(Items from an interface collection)

════════

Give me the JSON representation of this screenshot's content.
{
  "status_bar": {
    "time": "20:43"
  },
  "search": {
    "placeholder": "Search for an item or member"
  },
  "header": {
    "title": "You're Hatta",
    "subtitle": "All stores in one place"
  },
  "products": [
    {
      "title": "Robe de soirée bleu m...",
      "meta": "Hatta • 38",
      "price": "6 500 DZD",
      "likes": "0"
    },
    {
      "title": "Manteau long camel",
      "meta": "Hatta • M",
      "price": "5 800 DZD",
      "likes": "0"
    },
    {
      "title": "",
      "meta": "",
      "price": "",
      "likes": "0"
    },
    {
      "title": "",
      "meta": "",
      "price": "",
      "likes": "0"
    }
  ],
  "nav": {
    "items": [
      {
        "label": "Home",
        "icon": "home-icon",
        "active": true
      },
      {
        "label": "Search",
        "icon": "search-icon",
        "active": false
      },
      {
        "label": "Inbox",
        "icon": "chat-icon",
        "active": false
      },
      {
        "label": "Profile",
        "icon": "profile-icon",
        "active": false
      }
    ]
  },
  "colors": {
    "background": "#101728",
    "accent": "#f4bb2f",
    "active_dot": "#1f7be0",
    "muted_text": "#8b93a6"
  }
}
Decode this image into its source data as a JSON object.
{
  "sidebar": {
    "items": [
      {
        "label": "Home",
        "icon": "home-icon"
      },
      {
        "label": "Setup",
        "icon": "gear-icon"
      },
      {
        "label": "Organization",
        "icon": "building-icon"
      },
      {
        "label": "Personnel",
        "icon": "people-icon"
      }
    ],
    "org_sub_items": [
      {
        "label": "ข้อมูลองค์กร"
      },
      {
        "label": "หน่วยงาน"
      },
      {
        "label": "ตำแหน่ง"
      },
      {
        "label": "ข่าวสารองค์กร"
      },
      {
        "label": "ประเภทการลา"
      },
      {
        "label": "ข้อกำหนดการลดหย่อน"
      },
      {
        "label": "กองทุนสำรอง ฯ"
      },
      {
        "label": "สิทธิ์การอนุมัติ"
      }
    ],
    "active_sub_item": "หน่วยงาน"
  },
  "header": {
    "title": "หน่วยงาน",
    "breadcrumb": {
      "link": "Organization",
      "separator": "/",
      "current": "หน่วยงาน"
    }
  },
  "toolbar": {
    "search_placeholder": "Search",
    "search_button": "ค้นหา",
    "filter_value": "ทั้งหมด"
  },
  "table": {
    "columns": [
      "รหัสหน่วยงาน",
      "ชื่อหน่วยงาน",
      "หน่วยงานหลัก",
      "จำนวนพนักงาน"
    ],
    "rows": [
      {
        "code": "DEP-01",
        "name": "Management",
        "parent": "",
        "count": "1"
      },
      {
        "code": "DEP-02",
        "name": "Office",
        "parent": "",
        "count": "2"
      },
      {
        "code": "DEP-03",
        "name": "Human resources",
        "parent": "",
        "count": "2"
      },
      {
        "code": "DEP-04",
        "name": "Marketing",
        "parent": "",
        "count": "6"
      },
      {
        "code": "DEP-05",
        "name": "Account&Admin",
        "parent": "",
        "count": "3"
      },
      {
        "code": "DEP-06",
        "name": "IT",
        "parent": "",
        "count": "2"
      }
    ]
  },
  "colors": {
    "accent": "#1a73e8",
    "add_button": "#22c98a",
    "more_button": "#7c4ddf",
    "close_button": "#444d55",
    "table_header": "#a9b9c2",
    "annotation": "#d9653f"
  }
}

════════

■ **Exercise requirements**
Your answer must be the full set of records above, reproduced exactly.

■ **Answer space**
Give me the JSON representation of this screenshot's content.
{
  "status_bar": {
    "time": "20:43"
  },
  "search": {
    "placeholder": "Search for an item or member"
  },
  "header": {
    "title": "You're Hatta",
    "subtitle": "All stores in one place"
  },
  "products": [
    {
      "title": "Robe de soirée bleu m...",
      "meta": "Hatta • 38",
      "price": "6 500 DZD",
      "likes": "0"
    },
    {
      "title": "Manteau long camel",
      "meta": "Hatta • M",
      "price": "5 800 DZD",
      "likes": "0"
    },
    {
      "title": "",
      "meta": "",
      "price": "",
      "likes": "0"
    },
    {
      "title": "",
      "meta": "",
      "price": "",
      "likes": "0"
    }
  ],
  "nav": {
    "items": [
      {
        "label": "Home",
        "icon": "home-icon",
        "active": true
      },
      {
        "label": "Search",
        "icon": "search-icon",
        "active": false
      },
      {
        "label": "Inbox",
        "icon": "chat-icon",
        "active": false
      },
      {
        "label": "Profile",
        "icon": "profile-icon",
        "active": false
      }
    ]
  },
  "colors": {
    "background": "#101728",
    "accent": "#f4bb2f",
    "active_dot": "#1f7be0",
    "muted_text": "#8b93a6"
  }
}
Decode this image into its source data as a JSON object.
{
  "sidebar": {
    "items": [
      {
        "label": "Home",
        "icon": "home-icon"
      },
      {
        "label": "Setup",
        "icon": "gear-icon"
      },
      {
        "label": "Organization",
        "icon": "building-icon"
      },
      {
        "label": "Personnel",
        "icon": "people-icon"
      }
    ],
    "org_sub_items": [
      {
        "label": "ข้อมูลองค์กร"
      },
      {
        "label": "หน่วยงาน"
      },
      {
        "label": "ตำแหน่ง"
      },
      {
        "label": "ข่าวสารองค์กร"
      },
      {
        "label": "ประเภทการลา"
      },
      {
        "label": "ข้อกำหนดการลดหย่อน"
      },
      {
        "label": "กองทุนสำรอง ฯ"
      },
      {
        "label": "สิทธิ์การอนุมัติ"
      }
    ],
    "active_sub_item": "หน่วยงาน"
  },
  "header": {
    "title": "หน่วยงาน",
    "breadcrumb": {
      "link": "Organization",
      "separator": "/",
      "current": "หน่วยงาน"
    }
  },
  "toolbar": {
    "search_placeholder": "Search",
    "search_button": "ค้นหา",
    "filter_value": "ทั้งหมด"
  },
  "table": {
    "columns": [
      "รหัสหน่วยงาน",
      "ชื่อหน่วยงาน",
      "หน่วยงานหลัก",
      "จำนวนพนักงาน"
    ],
    "rows": [
      {
        "code": "DEP-01",
        "name": "Management",
        "parent": "",
        "count": "1"
      },
      {
        "code": "DEP-02",
        "name": "Office",
        "parent": "",
        "count": "2"
      },
      {
        "code": "DEP-03",
        "name": "Human resources",
        "parent": "",
        "count": "2"
      },
      {
        "code": "DEP-04",
        "name": "Marketing",
        "parent": "",
        "count": "6"
      },
      {
        "code": "DEP-05",
        "name": "Account&Admin",
        "parent": "",
        "count": "3"
      },
      {
        "code": "DEP-06",
        "name": "IT",
        "parent": "",
        "count": "2"
      }
    ]
  },
  "colors": {
    "accent": "#1a73e8",
    "add_button": "#22c98a",
    "more_button": "#7c4ddf",
    "close_button": "#444d55",
    "table_header": "#a9b9c2",
    "annotation": "#d9653f"
  }
}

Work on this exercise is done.